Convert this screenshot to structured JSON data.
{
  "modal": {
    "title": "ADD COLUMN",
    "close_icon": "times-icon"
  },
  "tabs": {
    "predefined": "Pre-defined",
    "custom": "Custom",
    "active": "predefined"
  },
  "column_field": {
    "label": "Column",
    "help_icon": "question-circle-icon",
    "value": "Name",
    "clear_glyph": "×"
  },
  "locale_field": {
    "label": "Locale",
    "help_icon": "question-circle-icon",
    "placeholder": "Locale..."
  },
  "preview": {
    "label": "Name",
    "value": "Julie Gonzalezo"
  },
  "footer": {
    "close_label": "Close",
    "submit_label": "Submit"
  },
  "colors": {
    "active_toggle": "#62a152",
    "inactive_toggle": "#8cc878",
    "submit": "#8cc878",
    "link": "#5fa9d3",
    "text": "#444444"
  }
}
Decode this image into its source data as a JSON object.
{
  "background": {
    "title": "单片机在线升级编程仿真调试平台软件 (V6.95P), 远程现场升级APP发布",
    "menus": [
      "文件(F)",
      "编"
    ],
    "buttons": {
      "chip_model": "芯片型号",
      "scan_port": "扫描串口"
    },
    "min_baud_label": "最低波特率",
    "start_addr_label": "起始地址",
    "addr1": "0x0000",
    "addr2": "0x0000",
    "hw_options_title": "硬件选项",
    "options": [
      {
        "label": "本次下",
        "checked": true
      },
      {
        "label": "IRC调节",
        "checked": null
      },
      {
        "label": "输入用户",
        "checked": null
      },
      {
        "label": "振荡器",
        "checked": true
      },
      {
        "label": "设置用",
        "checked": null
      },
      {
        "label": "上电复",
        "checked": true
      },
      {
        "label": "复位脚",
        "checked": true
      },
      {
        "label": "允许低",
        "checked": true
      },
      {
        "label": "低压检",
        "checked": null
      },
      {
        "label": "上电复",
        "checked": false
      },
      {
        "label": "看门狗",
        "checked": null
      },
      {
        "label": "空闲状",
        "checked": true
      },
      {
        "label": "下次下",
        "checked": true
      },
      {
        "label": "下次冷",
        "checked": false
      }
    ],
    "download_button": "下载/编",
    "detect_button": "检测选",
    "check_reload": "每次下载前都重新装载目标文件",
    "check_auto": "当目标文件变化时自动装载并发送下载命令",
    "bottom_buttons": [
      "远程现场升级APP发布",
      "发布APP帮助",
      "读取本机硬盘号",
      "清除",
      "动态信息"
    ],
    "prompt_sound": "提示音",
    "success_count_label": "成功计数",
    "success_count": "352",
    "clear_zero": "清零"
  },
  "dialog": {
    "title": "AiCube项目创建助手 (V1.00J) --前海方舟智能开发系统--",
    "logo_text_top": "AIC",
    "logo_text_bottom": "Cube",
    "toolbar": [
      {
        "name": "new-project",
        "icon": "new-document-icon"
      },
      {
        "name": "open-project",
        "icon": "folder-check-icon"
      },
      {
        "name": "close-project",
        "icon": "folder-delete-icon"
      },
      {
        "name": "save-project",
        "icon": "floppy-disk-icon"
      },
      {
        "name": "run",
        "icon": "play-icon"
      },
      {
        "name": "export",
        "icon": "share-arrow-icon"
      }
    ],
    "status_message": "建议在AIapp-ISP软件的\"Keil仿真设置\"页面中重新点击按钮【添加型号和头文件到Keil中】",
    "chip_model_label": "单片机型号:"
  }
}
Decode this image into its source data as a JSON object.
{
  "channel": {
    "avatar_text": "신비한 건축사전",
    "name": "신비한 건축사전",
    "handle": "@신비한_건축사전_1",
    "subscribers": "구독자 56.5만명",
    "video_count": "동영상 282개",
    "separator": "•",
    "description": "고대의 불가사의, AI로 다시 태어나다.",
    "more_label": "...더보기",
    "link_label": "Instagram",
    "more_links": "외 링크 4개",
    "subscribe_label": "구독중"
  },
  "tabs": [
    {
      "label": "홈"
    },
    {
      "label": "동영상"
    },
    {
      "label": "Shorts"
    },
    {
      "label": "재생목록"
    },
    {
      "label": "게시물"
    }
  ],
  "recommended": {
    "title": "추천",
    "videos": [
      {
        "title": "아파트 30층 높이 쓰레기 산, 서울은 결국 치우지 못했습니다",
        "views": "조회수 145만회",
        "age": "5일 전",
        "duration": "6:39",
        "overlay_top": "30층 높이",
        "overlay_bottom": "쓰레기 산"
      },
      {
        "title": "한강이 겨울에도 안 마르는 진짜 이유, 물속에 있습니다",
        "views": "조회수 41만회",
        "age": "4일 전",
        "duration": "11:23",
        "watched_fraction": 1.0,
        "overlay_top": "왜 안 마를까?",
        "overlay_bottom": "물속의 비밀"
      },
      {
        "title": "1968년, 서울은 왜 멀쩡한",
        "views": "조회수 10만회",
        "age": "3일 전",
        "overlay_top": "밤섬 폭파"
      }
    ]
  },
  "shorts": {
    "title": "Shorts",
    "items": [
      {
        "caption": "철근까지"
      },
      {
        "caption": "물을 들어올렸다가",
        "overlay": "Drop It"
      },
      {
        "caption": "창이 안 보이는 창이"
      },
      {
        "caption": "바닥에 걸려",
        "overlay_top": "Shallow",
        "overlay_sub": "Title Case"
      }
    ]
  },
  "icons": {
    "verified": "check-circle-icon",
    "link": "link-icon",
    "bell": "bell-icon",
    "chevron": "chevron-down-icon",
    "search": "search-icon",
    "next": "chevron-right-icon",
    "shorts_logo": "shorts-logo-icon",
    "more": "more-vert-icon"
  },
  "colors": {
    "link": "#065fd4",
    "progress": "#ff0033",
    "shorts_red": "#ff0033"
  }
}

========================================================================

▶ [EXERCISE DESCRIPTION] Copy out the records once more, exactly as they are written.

▶ [OUTPUT OF THE TASK]
Convert this screenshot to structured JSON data.
{
  "modal": {
    "title": "ADD COLUMN",
    "close_icon": "times-icon"
  },
  "tabs": {
    "predefined": "Pre-defined",
    "custom": "Custom",
    "active": "predefined"
  },
  "column_field": {
    "label": "Column",
    "help_icon": "question-circle-icon",
    "value": "Name",
    "clear_glyph": "×"
  },
  "locale_field": {
    "label": "Locale",
    "help_icon": "question-circle-icon",
    "placeholder": "Locale..."
  },
  "preview": {
    "label": "Name",
    "value": "Julie Gonzalezo"
  },
  "footer": {
    "close_label": "Close",
    "submit_label": "Submit"
  },
  "colors": {
    "active_toggle": "#62a152",
    "inactive_toggle": "#8cc878",
    "submit": "#8cc878",
    "link": "#5fa9d3",
    "text": "#444444"
  }
}
Decode this image into its source data as a JSON object.
{
  "background": {
    "title": "单片机在线升级编程仿真调试平台软件 (V6.95P), 远程现场升级APP发布",
    "menus": [
      "文件(F)",
      "编"
    ],
    "buttons": {
      "chip_model": "芯片型号",
      "scan_port": "扫描串口"
    },
    "min_baud_label": "最低波特率",
    "start_addr_label": "起始地址",
    "addr1": "0x0000",
    "addr2": "0x0000",
    "hw_options_title": "硬件选项",
    "options": [
      {
        "label": "本次下",
        "checked": true
      },
      {
        "label": "IRC调节",
        "checked": null
      },
      {
        "label": "输入用户",
        "checked": null
      },
      {
        "label": "振荡器",
        "checked": true
      },
      {
        "label": "设置用",
        "checked": null
      },
      {
        "label": "上电复",
        "checked": true
      },
      {
        "label": "复位脚",
        "checked": true
      },
      {
        "label": "允许低",
        "checked": true
      },
      {
        "label": "低压检",
        "checked": null
      },
      {
        "label": "上电复",
        "checked": false
      },
      {
        "label": "看门狗",
        "checked": null
      },
      {
        "label": "空闲状",
        "checked": true
      },
      {
        "label": "下次下",
        "checked": true
      },
      {
        "label": "下次冷",
        "checked": false
      }
    ],
    "download_button": "下载/编",
    "detect_button": "检测选",
    "check_reload": "每次下载前都重新装载目标文件",
    "check_auto": "当目标文件变化时自动装载并发送下载命令",
    "bottom_buttons": [
      "远程现场升级APP发布",
      "发布APP帮助",
      "读取本机硬盘号",
      "清除",
      "动态信息"
    ],
    "prompt_sound": "提示音",
    "success_count_label": "成功计数",
    "success_count": "352",
    "clear_zero": "清零"
  },
  "dialog": {
    "title": "AiCube项目创建助手 (V1.00J) --前海方舟智能开发系统--",
    "logo_text_top": "AIC",
    "logo_text_bottom": "Cube",
    "toolbar": [
      {
        "name": "new-project",
        "icon": "new-document-icon"
      },
      {
        "name": "open-project",
        "icon": "folder-check-icon"
      },
      {
        "name": "close-project",
        "icon": "folder-delete-icon"
      },
      {
        "name": "save-project",
        "icon": "floppy-disk-icon"
      },
      {
        "name": "run",
        "icon": "play-icon"
      },
      {
        "name": "export",
        "icon": "share-arrow-icon"
      }
    ],
    "status_message": "建议在AIapp-ISP软件的\"Keil仿真设置\"页面中重新点击按钮【添加型号和头文件到Keil中】",
    "chip_model_label": "单片机型号:"
  }
}
Decode this image into its source data as a JSON object.
{
  "channel": {
    "avatar_text": "신비한 건축사전",
    "name": "신비한 건축사전",
    "handle": "@신비한_건축사전_1",
    "subscribers": "구독자 56.5만명",
    "video_count": "동영상 282개",
    "separator": "•",
    "description": "고대의 불가사의, AI로 다시 태어나다.",
    "more_label": "...더보기",
    "link_label": "Instagram",
    "more_links": "외 링크 4개",
    "subscribe_label": "구독중"
  },
  "tabs": [
    {
      "label": "홈"
    },
    {
      "label": "동영상"
    },
    {
      "label": "Shorts"
    },
    {
      "label": "재생목록"
    },
    {
      "label": "게시물"
    }
  ],
  "recommended": {
    "title": "추천",
    "videos": [
      {
        "title": "아파트 30층 높이 쓰레기 산, 서울은 결국 치우지 못했습니다",
        "views": "조회수 145만회",
        "age": "5일 전",
        "duration": "6:39",
        "overlay_top": "30층 높이",
        "overlay_bottom": "쓰레기 산"
      },
      {
        "title": "한강이 겨울에도 안 마르는 진짜 이유, 물속에 있습니다",
        "views": "조회수 41만회",
        "age": "4일 전",
        "duration": "11:23",
        "watched_fraction": 1.0,
        "overlay_top": "왜 안 마를까?",
        "overlay_bottom": "물속의 비밀"
      },
      {
        "title": "1968년, 서울은 왜 멀쩡한",
        "views": "조회수 10만회",
        "age": "3일 전",
        "overlay_top": "밤섬 폭파"
      }
    ]
  },
  "shorts": {
    "title": "Shorts",
    "items": [
      {
        "caption": "철근까지"
      },
      {
        "caption": "물을 들어올렸다가",
        "overlay": "Drop It"
      },
      {
        "caption": "창이 안 보이는 창이"
      },
      {
        "caption": "바닥에 걸려",
        "overlay_top": "Shallow",
        "overlay_sub": "Title Case"
      }
    ]
  },
  "icons": {
    "verified": "check-circle-icon",
    "link": "link-icon",
    "bell": "bell-icon",
    "chevron": "chevron-down-icon",
    "search": "search-icon",
    "next": "chevron-right-icon",
    "shorts_logo": "shorts-logo-icon",
    "more": "more-vert-icon"
  },
  "colors": {
    "link": "#065fd4",
    "progress": "#ff0033",
    "shorts_red": "#ff0033"
  }
}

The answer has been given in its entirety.